Provenance: Egypt, very probably from Antinoopolis (el-Sheikh)>
Date: First Intermediate Period, Heracleopolitan Dynasty X (c. 2134-2040 BC.)
Inv. no. - Exhibition Room: Ξ 221, Egyptian Collection (Donation by Alexander Rostovitz)
The solid hull of the ship is flat-bottomed. The gunwales are sharp-edged, with a painted red stripe and there are several holes along the edge of the deck and sticks in two places. The decorative papyriform finials display yellow, black and red stripes on a white-off background. Both the prow and stern are attached to the hull by means of mortise and tenon joints and are topped with disk umbels. The canopy originally located above the figure of the male owner, who sits on a cube-shaped seat, is missing. He is flanked by two servants and the sitting helmsman (behind him) and four paddlers and the standing pilot (in front of him). All wear white loincloth and have a uniform hair-style.
On the basis of the appearance of the prow and stern finials and of its decoration, this model is thought to have come from the small necropolis of the First Intermediate Period and the Middle Kingdom at the site of el-Sheikh, in Upper Egypt, where the Roman emperor Hadrian (117-138 AD) much later founded Antinoopolis. A possible sister to the model in the National Archaeological Museum is held in the Department of Classics and Classical Archaeology (Sutro Egyptian Collection),
San Francisco, CA, USA.
Models of boats, mainly in wood and clay, bear witness to shipbuilding in ancient Egyptians and to various local technical peculiarities. Their crews and passengers reflect the social and professional hierarchy of Egypt. Most examples of such vessels originate from tombs of the Middle Kingdom (ca. 2040-1640 BC).
Of fundamental importance to all ancient Egyptians was the belief that the resurrection of the dead in the afterlife involved the crossing of the "Winding Watercourse". Since boats were thought to secure the safe transport of dead, the majority of population dealt with this burial need by employing models of boats, which functioned as magical substitutes for real vessels. The deceased had first to prove to the ferryman his or her chastity and righteousness, before being permitted to join the crew of the boat. From the period of the Middle Kingdom the pilgrimage either to Bousiris or, more usually, to Abydos, which was associated with Osiris' place of birth and burial, was considered a prerequisite. Models of boats in a sepulchral context were intended to meet this need, too, if the deceased had not been able to visit these sacred places. Burials often display two types of boats, one with sails and a second with paddles. On the Nile, vessels, aided by the current and the north wind sailed downstream with oars and travelled upstream using sails.

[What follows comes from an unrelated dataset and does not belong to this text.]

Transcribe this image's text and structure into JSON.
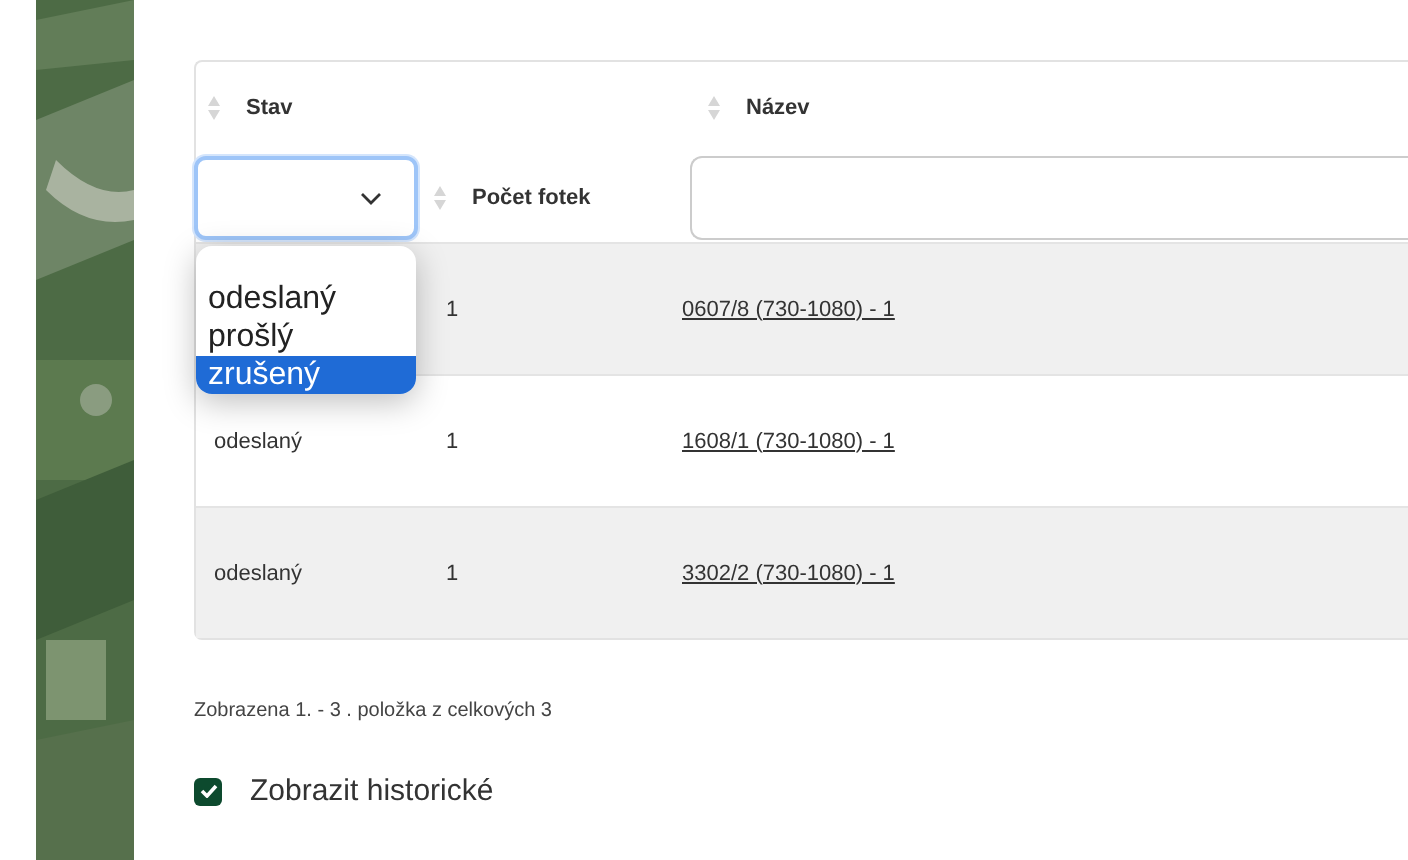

The Nile was the main means of communication and transport for the ancient Egyptians, who believed that even their god Sun-Ra sailed his divine boat across the sky every day and through the underworld every night.
Βibliography: Olga Tzachou-Alexandri (ed.), The World of Egypt in the National Archaeological Museum (Athens 1995) 38, 102-3 no. XVI. Η Αιγυπτιακή Συλλογή στο Εθνικό Αρχαιολογικό Μουσείο (Αθήνα 1998) 16. D. Jones, Egyptian Bookshelf: Boats (London 1995). Α.Β. Μerriman, Egyptian Watercraft Models from the Predynastic to Third Intermediate Periods (Unpublished Diss. University College London 1995).